Task statement. Using the records provided below, locate and copy each line that contains the word "bootstrap".

** Given data follows **

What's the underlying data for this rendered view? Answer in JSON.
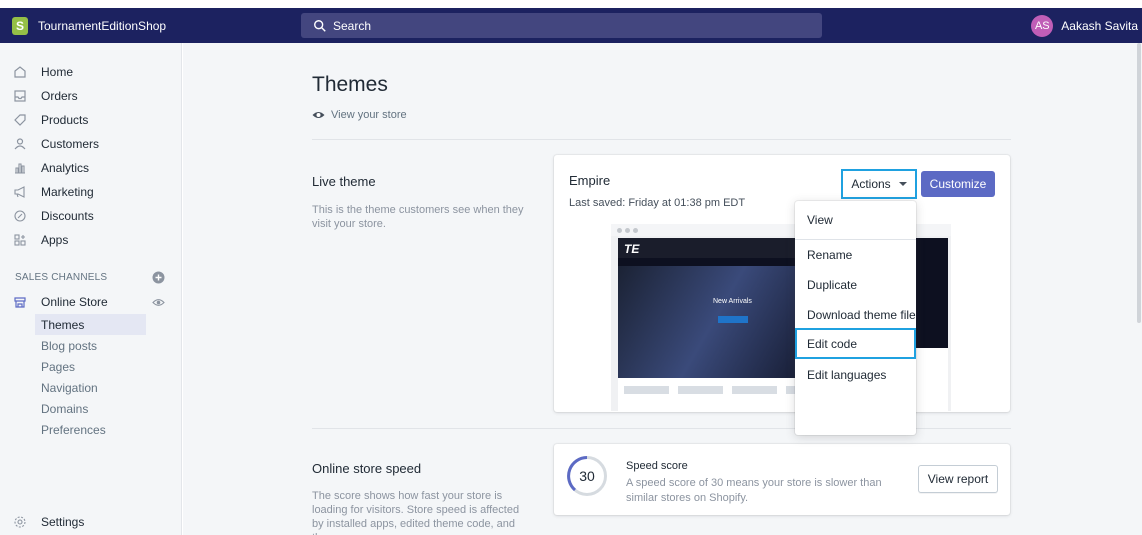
{
  "topbar": {
    "brand": "TournamentEditionShop",
    "search_placeholder": "Search",
    "avatar_initials": "AS",
    "user_name": "Aakash Savita"
  },
  "sidebar": {
    "items": [
      {
        "label": "Home",
        "icon": "home-icon"
      },
      {
        "label": "Orders",
        "icon": "orders-icon"
      },
      {
        "label": "Products",
        "icon": "tag-icon"
      },
      {
        "label": "Customers",
        "icon": "person-icon"
      },
      {
        "label": "Analytics",
        "icon": "bar-chart-icon"
      },
      {
        "label": "Marketing",
        "icon": "megaphone-icon"
      },
      {
        "label": "Discounts",
        "icon": "discount-icon"
      },
      {
        "label": "Apps",
        "icon": "apps-icon"
      }
    ],
    "sales_channels_label": "SALES CHANNELS",
    "online_store": "Online Store",
    "sub_items": [
      "Themes",
      "Blog posts",
      "Pages",
      "Navigation",
      "Domains",
      "Preferences"
    ],
    "settings": "Settings"
  },
  "main": {
    "title": "Themes",
    "view_store": "View your store",
    "live_theme": {
      "heading": "Live theme",
      "description": "This is the theme customers see when they visit your store.",
      "theme_name": "Empire",
      "last_saved": "Last saved: Friday at 01:38 pm EDT",
      "actions_label": "Actions",
      "customize_label": "Customize",
      "preview": {
        "logo": "TE",
        "hero_text": "New Arrivals"
      }
    },
    "actions_menu": [
      "View",
      "Rename",
      "Duplicate",
      "Download theme file",
      "Edit code",
      "Edit languages"
    ],
    "speed": {
      "heading": "Online store speed",
      "description": "The score shows how fast your store is loading for visitors. Store speed is affected by installed apps, edited theme code, and the",
      "score": "30",
      "score_title": "Speed score",
      "score_desc": "A speed score of 30 means your store is slower than similar stores on Shopify.",
      "report_label": "View report"
    }
  },
  "colors": {
    "topbar": "#1c2260",
    "accent": "#5c6ac4",
    "highlight": "#1fa1e0",
    "brand_green": "#95bf47"
  }
}
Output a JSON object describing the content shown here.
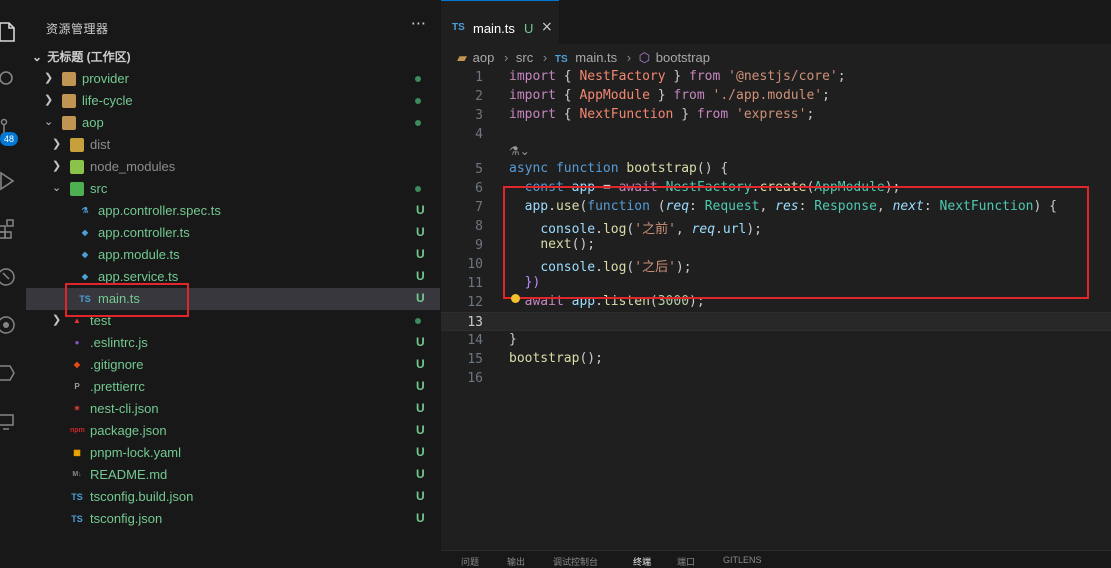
{
  "activity_bar": {
    "source_control_badge": "48"
  },
  "explorer": {
    "title": "资源管理器",
    "more": "···",
    "workspace": "无标题 (工作区)",
    "items": [
      {
        "label": "provider",
        "kind": "folder",
        "status": "dot",
        "expanded": false
      },
      {
        "label": "life-cycle",
        "kind": "folder",
        "status": "dot",
        "expanded": false
      },
      {
        "label": "aop",
        "kind": "folder",
        "status": "dot",
        "expanded": true
      },
      {
        "label": "dist",
        "kind": "folder",
        "status": "",
        "expanded": false
      },
      {
        "label": "node_modules",
        "kind": "folder",
        "status": "",
        "expanded": false
      },
      {
        "label": "src",
        "kind": "folder",
        "status": "dot",
        "expanded": true
      },
      {
        "label": "app.controller.spec.ts",
        "kind": "file",
        "status": "U"
      },
      {
        "label": "app.controller.ts",
        "kind": "file",
        "status": "U"
      },
      {
        "label": "app.module.ts",
        "kind": "file",
        "status": "U"
      },
      {
        "label": "app.service.ts",
        "kind": "file",
        "status": "U"
      },
      {
        "label": "main.ts",
        "kind": "file",
        "status": "U"
      },
      {
        "label": "test",
        "kind": "folder",
        "status": "dot",
        "expanded": false
      },
      {
        "label": ".eslintrc.js",
        "kind": "file",
        "status": "U"
      },
      {
        "label": ".gitignore",
        "kind": "file",
        "status": "U"
      },
      {
        "label": ".prettierrc",
        "kind": "file",
        "status": "U"
      },
      {
        "label": "nest-cli.json",
        "kind": "file",
        "status": "U"
      },
      {
        "label": "package.json",
        "kind": "file",
        "status": "U"
      },
      {
        "label": "pnpm-lock.yaml",
        "kind": "file",
        "status": "U"
      },
      {
        "label": "README.md",
        "kind": "file",
        "status": "U"
      },
      {
        "label": "tsconfig.build.json",
        "kind": "file",
        "status": "U"
      },
      {
        "label": "tsconfig.json",
        "kind": "file",
        "status": "U"
      }
    ]
  },
  "editor": {
    "tab": {
      "lang": "TS",
      "name": "main.ts",
      "status": "U",
      "close": "×"
    },
    "breadcrumb": [
      "aop",
      "src",
      "main.ts",
      "bootstrap"
    ],
    "line_numbers": [
      "1",
      "2",
      "3",
      "4",
      "5",
      "6",
      "7",
      "8",
      "9",
      "10",
      "11",
      "12",
      "13",
      "14",
      "15",
      "16"
    ],
    "code": {
      "l1": "import { NestFactory } from '@nestjs/core';",
      "l2": "import { AppModule } from './app.module';",
      "l3": "import { NextFunction } from 'express';",
      "l5": "async function bootstrap() {",
      "l6": "  const app = await NestFactory.create(AppModule);",
      "l7": "  app.use(function (req: Request, res: Response, next: NextFunction) {",
      "l8": "    console.log('之前', req.url);",
      "l9": "    next();",
      "l10": "    console.log('之后');",
      "l11": "  })",
      "l12": "  await app.listen(3000);",
      "l14": "}",
      "l15": "bootstrap();"
    },
    "cursor_line": "13"
  },
  "panel_tabs": [
    "问题",
    "输出",
    "调试控制台",
    "终端",
    "端口",
    "GITLENS"
  ]
}
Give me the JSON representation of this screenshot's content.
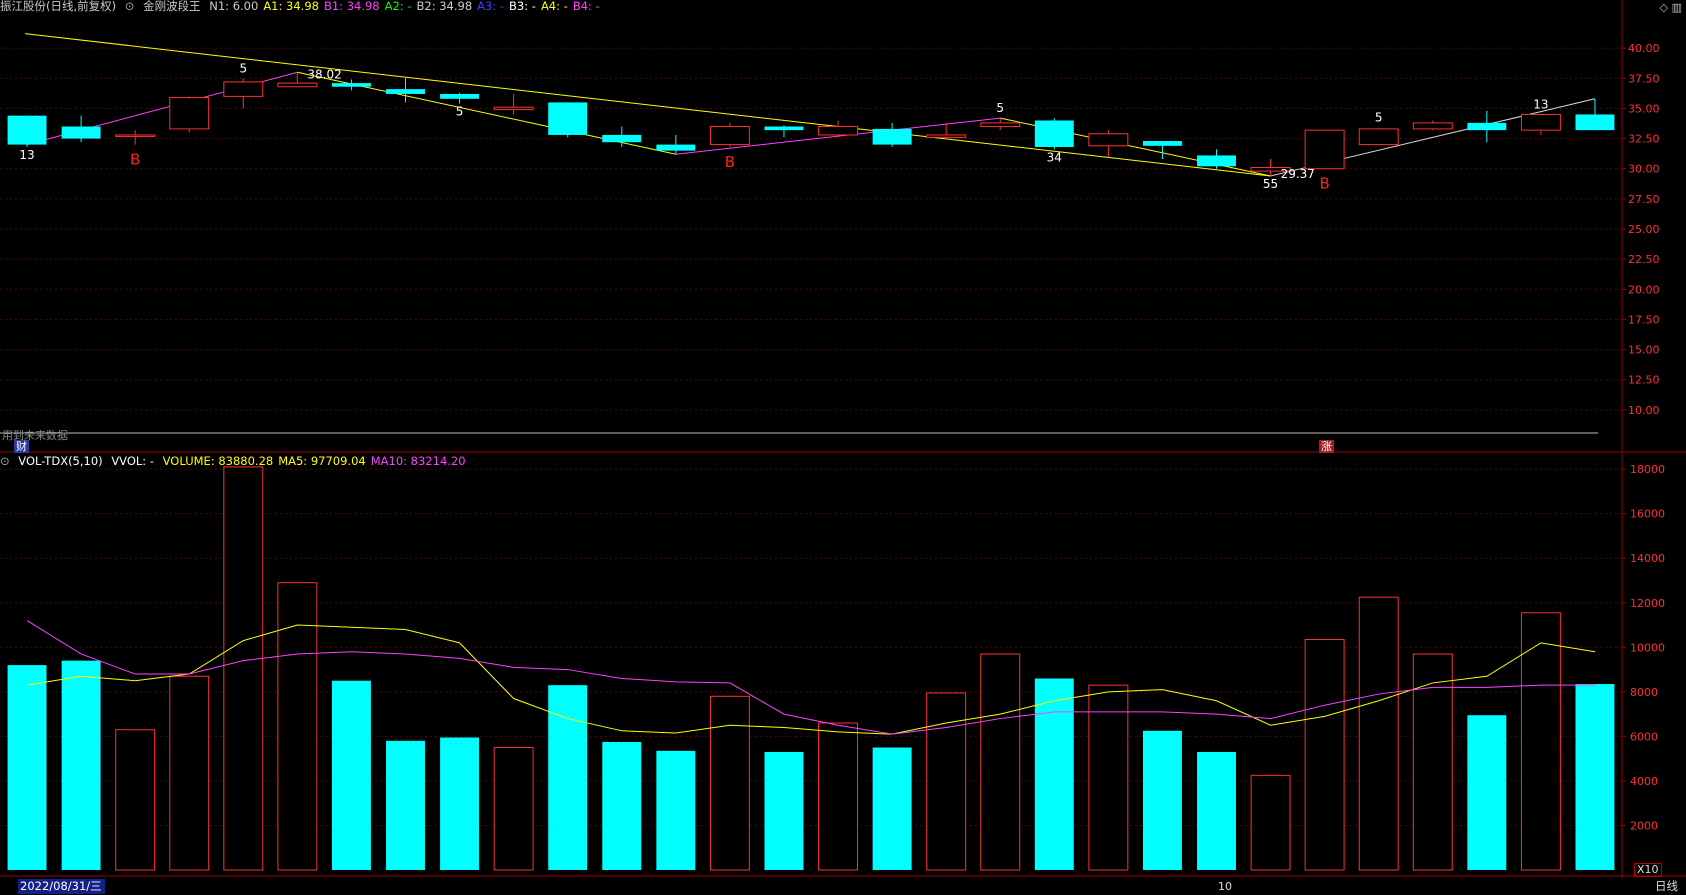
{
  "header": {
    "stock_label": "振江股份(日线,前复权)",
    "indicator_name": "金刚波段王",
    "params": [
      {
        "text": "N1: 6.00",
        "color": "#cccccc"
      },
      {
        "text": "A1: 34.98",
        "color": "#ffff00"
      },
      {
        "text": "B1: 34.98",
        "color": "#ff40ff"
      },
      {
        "text": "A2: -",
        "color": "#00ff00"
      },
      {
        "text": "B2: 34.98",
        "color": "#cccccc"
      },
      {
        "text": "A3: -",
        "color": "#4040ff"
      },
      {
        "text": "B3: -",
        "color": "#ffffff"
      },
      {
        "text": "A4: -",
        "color": "#ffff00"
      },
      {
        "text": "B4: -",
        "color": "#ff40ff"
      }
    ],
    "corner_icons": [
      "diamond-icon",
      "settings-icon"
    ]
  },
  "price_axis": {
    "ticks": [
      "40.00",
      "37.50",
      "35.00",
      "32.50",
      "30.00",
      "27.50",
      "25.00",
      "22.50",
      "20.00",
      "17.50",
      "15.00",
      "12.50",
      "10.00"
    ]
  },
  "volume_axis": {
    "ticks": [
      "18000",
      "16000",
      "14000",
      "12000",
      "10000",
      "8000",
      "6000",
      "4000",
      "2000"
    ]
  },
  "volume_header": {
    "name": "VOL-TDX(5,10)",
    "vvol": "VVOL: -",
    "values": [
      {
        "text": "VOLUME: 83880.28",
        "color": "#ffff00"
      },
      {
        "text": "MA5: 97709.04",
        "color": "#ffff00"
      },
      {
        "text": "MA10: 83214.20",
        "color": "#ff40ff"
      }
    ]
  },
  "overlay": {
    "future_data_text": "用到未来数据",
    "cai_label": "财",
    "zhang_label": "涨"
  },
  "status": {
    "date": "2022/08/31/三",
    "period": "日线",
    "multiplier": "X10",
    "month_marker": "10"
  },
  "chart_data": {
    "type": "candlestick",
    "ylim": [
      7.5,
      42.5
    ],
    "vol_ylim": [
      0,
      18500
    ],
    "candles": [
      {
        "o": 34.4,
        "c": 32.0,
        "h": 34.4,
        "l": 31.8,
        "v": 9200
      },
      {
        "o": 33.5,
        "c": 32.5,
        "h": 34.4,
        "l": 32.2,
        "v": 9400
      },
      {
        "o": 32.8,
        "c": 32.8,
        "h": 33.2,
        "l": 32.0,
        "v": 6300
      },
      {
        "o": 33.3,
        "c": 35.9,
        "h": 36.0,
        "l": 33.0,
        "v": 8700
      },
      {
        "o": 36.0,
        "c": 37.2,
        "h": 37.5,
        "l": 35.0,
        "v": 18100
      },
      {
        "o": 36.8,
        "c": 37.1,
        "h": 38.0,
        "l": 36.8,
        "v": 12900
      },
      {
        "o": 37.1,
        "c": 36.8,
        "h": 37.4,
        "l": 36.5,
        "v": 8500
      },
      {
        "o": 36.6,
        "c": 36.2,
        "h": 37.5,
        "l": 35.5,
        "v": 5800
      },
      {
        "o": 36.2,
        "c": 35.8,
        "h": 36.3,
        "l": 35.4,
        "v": 5950
      },
      {
        "o": 34.9,
        "c": 35.1,
        "h": 36.2,
        "l": 34.5,
        "v": 5500
      },
      {
        "o": 35.5,
        "c": 32.8,
        "h": 35.5,
        "l": 32.6,
        "v": 8300
      },
      {
        "o": 32.8,
        "c": 32.2,
        "h": 33.5,
        "l": 31.8,
        "v": 5750
      },
      {
        "o": 32.0,
        "c": 31.5,
        "h": 32.8,
        "l": 31.2,
        "v": 5350
      },
      {
        "o": 32.0,
        "c": 33.5,
        "h": 33.8,
        "l": 31.8,
        "v": 7800
      },
      {
        "o": 33.5,
        "c": 33.2,
        "h": 33.6,
        "l": 32.6,
        "v": 5300
      },
      {
        "o": 32.8,
        "c": 33.5,
        "h": 34.0,
        "l": 32.6,
        "v": 6600
      },
      {
        "o": 33.3,
        "c": 32.0,
        "h": 33.8,
        "l": 31.8,
        "v": 5500
      },
      {
        "o": 32.6,
        "c": 32.8,
        "h": 33.8,
        "l": 32.4,
        "v": 7950
      },
      {
        "o": 33.5,
        "c": 33.8,
        "h": 34.2,
        "l": 33.2,
        "v": 9700
      },
      {
        "o": 34.0,
        "c": 31.8,
        "h": 34.2,
        "l": 31.6,
        "v": 8600
      },
      {
        "o": 31.9,
        "c": 32.9,
        "h": 33.2,
        "l": 31.0,
        "v": 8300
      },
      {
        "o": 32.3,
        "c": 31.9,
        "h": 32.3,
        "l": 30.8,
        "v": 6250
      },
      {
        "o": 31.1,
        "c": 30.2,
        "h": 31.6,
        "l": 30.0,
        "v": 5300
      },
      {
        "o": 29.8,
        "c": 30.1,
        "h": 30.8,
        "l": 29.4,
        "v": 4250
      },
      {
        "o": 30.0,
        "c": 33.2,
        "h": 33.2,
        "l": 30.0,
        "v": 10350
      },
      {
        "o": 32.0,
        "c": 33.3,
        "h": 33.4,
        "l": 32.0,
        "v": 12250
      },
      {
        "o": 33.3,
        "c": 33.8,
        "h": 34.0,
        "l": 33.2,
        "v": 9700
      },
      {
        "o": 33.8,
        "c": 33.2,
        "h": 34.8,
        "l": 32.2,
        "v": 6950
      },
      {
        "o": 33.2,
        "c": 34.5,
        "h": 34.5,
        "l": 32.8,
        "v": 11550
      },
      {
        "o": 34.5,
        "c": 33.2,
        "h": 35.8,
        "l": 33.2,
        "v": 8350
      }
    ],
    "series": [
      {
        "name": "MA5",
        "values": [
          8300,
          8700,
          8500,
          8800,
          10300,
          11000,
          10900,
          10800,
          10200,
          7700,
          6800,
          6250,
          6150,
          6500,
          6400,
          6200,
          6100,
          6600,
          7000,
          7600,
          8000,
          8100,
          7600,
          6500,
          6900,
          7600,
          8400,
          8700,
          10200,
          9800
        ]
      },
      {
        "name": "MA10",
        "values": [
          11200,
          9700,
          8800,
          8800,
          9400,
          9700,
          9800,
          9700,
          9500,
          9100,
          9000,
          8600,
          8450,
          8400,
          7000,
          6500,
          6100,
          6400,
          6800,
          7100,
          7100,
          7100,
          7000,
          6800,
          7400,
          7900,
          8200,
          8200,
          8300,
          8300
        ]
      }
    ],
    "signal_labels": [
      {
        "i": 0,
        "text": "13",
        "color": "#ffffff",
        "pos": "below"
      },
      {
        "i": 2,
        "text": "B",
        "color": "#ff2020",
        "pos": "below"
      },
      {
        "i": 4,
        "text": "5",
        "color": "#ffffff",
        "pos": "above"
      },
      {
        "i": 8,
        "text": "5",
        "color": "#ffffff",
        "pos": "below"
      },
      {
        "i": 13,
        "text": "B",
        "color": "#ff2020",
        "pos": "below"
      },
      {
        "i": 18,
        "text": "5",
        "color": "#ffffff",
        "pos": "above"
      },
      {
        "i": 19,
        "text": "34",
        "color": "#ffffff",
        "pos": "below"
      },
      {
        "i": 23,
        "text": "55",
        "color": "#ffffff",
        "pos": "below"
      },
      {
        "i": 24,
        "text": "B",
        "color": "#ff2020",
        "pos": "below"
      },
      {
        "i": 25,
        "text": "5",
        "color": "#ffffff",
        "pos": "above"
      },
      {
        "i": 28,
        "text": "13",
        "color": "#ffffff",
        "pos": "above"
      }
    ],
    "price_notes": [
      {
        "i": 5,
        "text": "38.02"
      },
      {
        "i": 23,
        "text": "29.37"
      }
    ]
  }
}
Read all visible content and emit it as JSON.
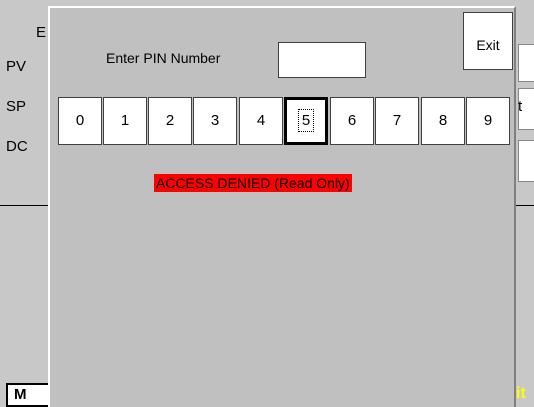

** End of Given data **

Result.
      "bootstrap"
      "l5": "async function bootstrap() {",
      "l15": "bootstrap();"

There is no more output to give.